Jenkins, R. (1998). 1988 Denver Xray Conference, Workshop W9. http://www.dxcicdd.com/98/wkshopt.htm . Google Scholar
Johnson, G. G. & Vand, V. (1967). Ind. Eng. Chem. 59, 19–31. CrossRef Web of Science Google Scholar
Leroux, J., Lennox, D. H. & Kay, K. (1953). Anal. Chem. 25, 740–743. CrossRef CAS Google Scholar
Madsen, I. C., Scarlett, N. V. Y., Cranswick, L. M. D. & Lwin, T. (2001). J. Appl. Cryst. 34, 409–426. Web of Science CrossRef CAS IUCr Journals Google Scholar
Moore, D. M. & Reynolds, R. C. Jr (1997). Xray Diffraction and the Identification and Analysis of Clay Minerals. Oxford University Press. Google Scholar
Nelder, J. A. & Mead, R. (1965). Comput. J. 7, 308–313. CrossRef Google Scholar
Nusinovici, J. & Winter, M. J. (1994). Adv. Xray Anal. 37, 59–66. CrossRef CAS Google Scholar
Ogden, R. T. (1997). Essential Wavelets for Statistical Applications and Data Analysis, pp. 144–148. Boston: Birkhäuser. Google Scholar
Press, W. H., Teukolsky, S. A., Vetterling, W. T. & Flannery, B. P. (1992). Numerical Recipes in C. Cambridge University Press. Google Scholar
Savitzky, A. & Golay, M. J. E (1964). Anal. Chem. 36, 1627–1639. CrossRef CAS Web of Science Google Scholar
Scarlett, N. V. Y., Madsen, I. C., Cranswick, L. M. D., Lwin, T., Groleau, E., Stephenson, G., Aylmore, M. & AgronOlshina, N. (2002). J. Appl. Cryst. 35, 383–400. Web of Science CrossRef CAS IUCr Journals Google Scholar
Searle, S. R. (1999). Matrix Algebra Useful for Statistics, pp. 316–317. New York: John Wiley. Google Scholar
Smirnov, N. V. (1939). Bull. Moscow Univ. 2, 3–16. Google Scholar
Smith, D. K. (1999). Defect and Microstrucure Analysis by Diffraction, edited by R. L. Snyder, J. Fiala & H. J. Bunge, pp. 597–610. Oxford University Press. Google Scholar
Smith, D. K., Hoyle, S. Q. & Johnson, G. G. (1993). Adv. Xray Anal. 36, 287–299. CrossRef CAS Google Scholar
Smith, D. K., Johnson, G. G. & Hoyle, S. Q. (1991). Adv. Xray Anal. 34, 377–385. CAS Google Scholar

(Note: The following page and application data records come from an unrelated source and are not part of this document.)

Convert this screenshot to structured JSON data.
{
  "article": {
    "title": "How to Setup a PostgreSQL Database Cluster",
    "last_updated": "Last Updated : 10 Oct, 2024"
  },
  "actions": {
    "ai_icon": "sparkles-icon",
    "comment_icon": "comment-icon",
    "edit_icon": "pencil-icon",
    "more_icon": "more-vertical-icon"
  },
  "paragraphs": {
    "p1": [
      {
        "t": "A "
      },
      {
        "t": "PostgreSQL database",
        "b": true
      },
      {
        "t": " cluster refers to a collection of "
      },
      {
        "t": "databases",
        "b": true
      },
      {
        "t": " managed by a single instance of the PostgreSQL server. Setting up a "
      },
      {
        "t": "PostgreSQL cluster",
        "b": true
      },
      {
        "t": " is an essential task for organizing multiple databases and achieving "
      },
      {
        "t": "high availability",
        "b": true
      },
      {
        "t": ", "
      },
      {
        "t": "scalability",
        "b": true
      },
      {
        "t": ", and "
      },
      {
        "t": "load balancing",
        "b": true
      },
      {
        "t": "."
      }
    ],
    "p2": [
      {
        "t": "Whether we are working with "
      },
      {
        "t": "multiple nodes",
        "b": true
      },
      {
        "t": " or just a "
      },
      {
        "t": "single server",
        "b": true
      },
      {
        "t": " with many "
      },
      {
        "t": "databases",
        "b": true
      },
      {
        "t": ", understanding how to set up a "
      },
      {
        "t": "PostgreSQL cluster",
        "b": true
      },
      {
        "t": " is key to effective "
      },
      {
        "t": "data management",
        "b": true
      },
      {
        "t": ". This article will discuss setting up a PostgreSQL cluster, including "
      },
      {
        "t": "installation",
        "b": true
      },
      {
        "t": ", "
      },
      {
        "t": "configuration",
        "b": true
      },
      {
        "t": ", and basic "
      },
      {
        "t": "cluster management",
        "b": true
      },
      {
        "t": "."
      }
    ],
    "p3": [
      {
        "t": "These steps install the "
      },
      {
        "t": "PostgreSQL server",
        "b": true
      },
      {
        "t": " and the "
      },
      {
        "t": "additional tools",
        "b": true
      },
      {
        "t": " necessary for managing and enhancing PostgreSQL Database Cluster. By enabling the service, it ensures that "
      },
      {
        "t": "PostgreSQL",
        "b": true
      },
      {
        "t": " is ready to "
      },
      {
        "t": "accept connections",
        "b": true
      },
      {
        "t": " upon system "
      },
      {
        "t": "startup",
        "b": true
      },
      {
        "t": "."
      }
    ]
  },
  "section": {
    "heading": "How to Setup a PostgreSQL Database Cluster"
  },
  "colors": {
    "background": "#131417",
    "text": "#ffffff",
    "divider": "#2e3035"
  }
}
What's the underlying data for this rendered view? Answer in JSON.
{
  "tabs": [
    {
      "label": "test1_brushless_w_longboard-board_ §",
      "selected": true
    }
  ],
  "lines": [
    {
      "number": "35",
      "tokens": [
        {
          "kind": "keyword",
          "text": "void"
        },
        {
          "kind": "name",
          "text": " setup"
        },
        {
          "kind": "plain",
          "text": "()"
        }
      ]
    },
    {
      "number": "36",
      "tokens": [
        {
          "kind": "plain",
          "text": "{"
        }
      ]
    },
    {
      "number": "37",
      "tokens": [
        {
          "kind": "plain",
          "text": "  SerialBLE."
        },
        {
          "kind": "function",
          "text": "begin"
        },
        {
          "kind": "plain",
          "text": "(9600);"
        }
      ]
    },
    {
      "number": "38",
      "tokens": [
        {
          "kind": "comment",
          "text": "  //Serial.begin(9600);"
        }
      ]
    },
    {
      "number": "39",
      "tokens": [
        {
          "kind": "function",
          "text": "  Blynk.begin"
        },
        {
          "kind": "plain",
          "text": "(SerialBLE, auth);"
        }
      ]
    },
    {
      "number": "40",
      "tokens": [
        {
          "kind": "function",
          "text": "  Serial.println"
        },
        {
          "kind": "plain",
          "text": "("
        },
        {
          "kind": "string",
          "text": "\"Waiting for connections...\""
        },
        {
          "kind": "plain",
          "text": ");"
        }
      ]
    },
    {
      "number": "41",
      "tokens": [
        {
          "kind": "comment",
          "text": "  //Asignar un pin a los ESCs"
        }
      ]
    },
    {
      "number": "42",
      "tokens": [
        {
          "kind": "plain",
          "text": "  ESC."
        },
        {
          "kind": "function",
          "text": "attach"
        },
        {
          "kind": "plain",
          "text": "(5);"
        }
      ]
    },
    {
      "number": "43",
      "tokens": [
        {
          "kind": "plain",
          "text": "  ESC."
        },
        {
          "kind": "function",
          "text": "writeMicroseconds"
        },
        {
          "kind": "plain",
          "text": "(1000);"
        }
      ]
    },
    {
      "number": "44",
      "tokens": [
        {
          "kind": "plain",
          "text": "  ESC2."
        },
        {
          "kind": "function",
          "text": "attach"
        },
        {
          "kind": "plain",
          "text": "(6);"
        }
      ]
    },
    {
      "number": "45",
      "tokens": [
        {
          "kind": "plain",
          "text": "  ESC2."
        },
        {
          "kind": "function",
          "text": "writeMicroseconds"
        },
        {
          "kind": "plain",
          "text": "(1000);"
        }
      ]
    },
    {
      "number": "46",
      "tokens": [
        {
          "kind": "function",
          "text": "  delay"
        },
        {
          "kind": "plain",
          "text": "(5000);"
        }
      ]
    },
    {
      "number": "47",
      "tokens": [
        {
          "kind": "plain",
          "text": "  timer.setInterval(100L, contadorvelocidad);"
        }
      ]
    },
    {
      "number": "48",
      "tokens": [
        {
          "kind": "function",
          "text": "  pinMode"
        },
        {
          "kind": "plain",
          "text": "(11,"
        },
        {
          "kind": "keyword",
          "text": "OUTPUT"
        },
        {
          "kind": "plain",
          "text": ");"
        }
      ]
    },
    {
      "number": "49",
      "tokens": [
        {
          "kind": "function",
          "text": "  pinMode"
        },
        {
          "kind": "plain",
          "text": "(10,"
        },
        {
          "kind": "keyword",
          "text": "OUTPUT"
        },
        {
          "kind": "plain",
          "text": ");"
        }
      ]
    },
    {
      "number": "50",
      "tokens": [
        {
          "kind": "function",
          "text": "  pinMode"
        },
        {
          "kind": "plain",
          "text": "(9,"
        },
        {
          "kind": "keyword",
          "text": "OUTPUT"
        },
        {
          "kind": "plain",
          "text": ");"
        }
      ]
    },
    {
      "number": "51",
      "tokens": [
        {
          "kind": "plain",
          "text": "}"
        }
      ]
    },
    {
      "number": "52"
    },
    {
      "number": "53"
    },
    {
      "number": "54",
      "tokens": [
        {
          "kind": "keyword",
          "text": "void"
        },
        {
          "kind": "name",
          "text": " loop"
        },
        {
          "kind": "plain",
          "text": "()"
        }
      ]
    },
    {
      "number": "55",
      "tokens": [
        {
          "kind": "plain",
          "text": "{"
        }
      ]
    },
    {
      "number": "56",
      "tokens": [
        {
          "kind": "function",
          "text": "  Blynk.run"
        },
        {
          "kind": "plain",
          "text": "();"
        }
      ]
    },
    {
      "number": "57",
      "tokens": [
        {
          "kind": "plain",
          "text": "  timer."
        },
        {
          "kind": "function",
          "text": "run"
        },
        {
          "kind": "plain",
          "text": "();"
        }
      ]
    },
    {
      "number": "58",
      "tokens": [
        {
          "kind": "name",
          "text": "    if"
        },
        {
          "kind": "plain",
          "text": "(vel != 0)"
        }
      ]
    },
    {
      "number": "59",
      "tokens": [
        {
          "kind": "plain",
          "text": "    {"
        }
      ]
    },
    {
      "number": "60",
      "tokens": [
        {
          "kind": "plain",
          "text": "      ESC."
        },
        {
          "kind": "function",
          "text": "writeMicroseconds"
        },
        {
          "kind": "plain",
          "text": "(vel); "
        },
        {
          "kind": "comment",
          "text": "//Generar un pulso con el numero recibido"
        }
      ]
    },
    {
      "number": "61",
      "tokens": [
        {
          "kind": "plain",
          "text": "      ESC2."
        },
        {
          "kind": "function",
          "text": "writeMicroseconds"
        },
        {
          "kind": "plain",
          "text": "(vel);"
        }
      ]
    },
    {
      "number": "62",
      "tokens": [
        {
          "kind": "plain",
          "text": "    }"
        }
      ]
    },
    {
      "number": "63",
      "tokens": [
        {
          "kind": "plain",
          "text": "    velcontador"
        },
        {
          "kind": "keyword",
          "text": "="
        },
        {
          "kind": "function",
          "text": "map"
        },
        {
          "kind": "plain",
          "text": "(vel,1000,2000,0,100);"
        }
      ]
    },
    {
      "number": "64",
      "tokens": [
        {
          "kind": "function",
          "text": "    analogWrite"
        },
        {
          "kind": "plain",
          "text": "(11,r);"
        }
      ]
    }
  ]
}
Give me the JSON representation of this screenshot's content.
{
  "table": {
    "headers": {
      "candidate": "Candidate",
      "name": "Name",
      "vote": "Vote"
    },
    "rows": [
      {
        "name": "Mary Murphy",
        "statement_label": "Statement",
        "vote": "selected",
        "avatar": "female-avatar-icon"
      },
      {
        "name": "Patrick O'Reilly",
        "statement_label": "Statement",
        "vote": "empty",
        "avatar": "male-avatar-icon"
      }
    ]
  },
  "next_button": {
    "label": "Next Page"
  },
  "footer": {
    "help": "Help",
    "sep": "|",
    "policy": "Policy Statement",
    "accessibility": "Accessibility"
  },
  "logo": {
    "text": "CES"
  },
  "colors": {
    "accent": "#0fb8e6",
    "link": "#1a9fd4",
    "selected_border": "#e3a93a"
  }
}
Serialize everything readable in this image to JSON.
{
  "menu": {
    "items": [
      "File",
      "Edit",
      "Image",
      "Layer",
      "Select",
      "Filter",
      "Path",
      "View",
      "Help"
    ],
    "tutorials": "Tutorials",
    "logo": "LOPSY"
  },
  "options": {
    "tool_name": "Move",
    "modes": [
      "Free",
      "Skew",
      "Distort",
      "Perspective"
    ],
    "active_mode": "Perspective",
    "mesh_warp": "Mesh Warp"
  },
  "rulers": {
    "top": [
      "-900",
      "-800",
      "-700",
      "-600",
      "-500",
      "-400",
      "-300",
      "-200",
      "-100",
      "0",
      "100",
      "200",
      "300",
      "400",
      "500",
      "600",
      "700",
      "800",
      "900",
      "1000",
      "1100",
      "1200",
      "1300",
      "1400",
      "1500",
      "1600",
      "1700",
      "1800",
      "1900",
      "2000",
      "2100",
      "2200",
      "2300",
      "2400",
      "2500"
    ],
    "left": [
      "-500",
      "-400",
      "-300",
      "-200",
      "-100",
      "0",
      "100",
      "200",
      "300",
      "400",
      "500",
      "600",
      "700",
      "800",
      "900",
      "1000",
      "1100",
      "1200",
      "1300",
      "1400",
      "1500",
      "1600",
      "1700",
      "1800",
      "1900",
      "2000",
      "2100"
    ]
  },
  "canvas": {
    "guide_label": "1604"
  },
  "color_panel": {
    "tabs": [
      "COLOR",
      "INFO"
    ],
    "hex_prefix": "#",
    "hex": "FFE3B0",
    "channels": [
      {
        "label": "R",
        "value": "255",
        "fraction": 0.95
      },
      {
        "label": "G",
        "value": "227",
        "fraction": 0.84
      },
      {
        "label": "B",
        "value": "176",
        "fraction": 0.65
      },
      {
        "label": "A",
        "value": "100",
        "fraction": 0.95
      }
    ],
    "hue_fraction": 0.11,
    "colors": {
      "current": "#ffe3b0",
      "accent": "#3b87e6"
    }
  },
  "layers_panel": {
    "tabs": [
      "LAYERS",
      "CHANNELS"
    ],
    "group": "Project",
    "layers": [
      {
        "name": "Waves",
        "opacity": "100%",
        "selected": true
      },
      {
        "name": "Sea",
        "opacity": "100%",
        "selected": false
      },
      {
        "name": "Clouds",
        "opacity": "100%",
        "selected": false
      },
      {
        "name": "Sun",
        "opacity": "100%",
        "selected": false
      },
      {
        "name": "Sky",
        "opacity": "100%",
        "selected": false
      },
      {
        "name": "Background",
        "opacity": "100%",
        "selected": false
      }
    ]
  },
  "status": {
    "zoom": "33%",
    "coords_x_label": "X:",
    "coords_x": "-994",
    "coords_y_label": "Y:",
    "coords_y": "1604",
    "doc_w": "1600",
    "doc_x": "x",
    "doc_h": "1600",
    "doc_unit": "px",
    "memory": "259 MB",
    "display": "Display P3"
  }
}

Smith, D. K., Johnson, G. G. & Jenkins, R. (1996). Adv. Xray Anal. 38, 117–125. Google Scholar
Smith, D. K., Johnson, G. G. & Wims, A. M. (1988). Aust. J. Phys. 41, 311–321. CAS Google Scholar
Smrčok, Ĺ., Ďurík, M. & Jorík, V. (1999). Powder Diffr. 14, 300–304. Google Scholar
Spearman, C. (1904). Am. J. of Psychol. 15, 72–101. CrossRef Google Scholar
Steck, G. P. & Smirnov, G. N. (1969). Ann. Math. Stat. 40, 1449–1466. CrossRef Web of Science Google Scholar
Steele, J. K. & Biederman, R. R. (1994). Adv. Xray Anal. 37, 101–107. CrossRef CAS Google Scholar
Zevin, L. S. & Kimmel, G. (1995). Quantitative Xray Diffractometry. New York: SpringerVerlag. Google Scholar
© International Union of Crystallography. Prior permission is not required to reproduce short quotations, tables and figures from this article, provided the original authors and source are cited. For more information, click here.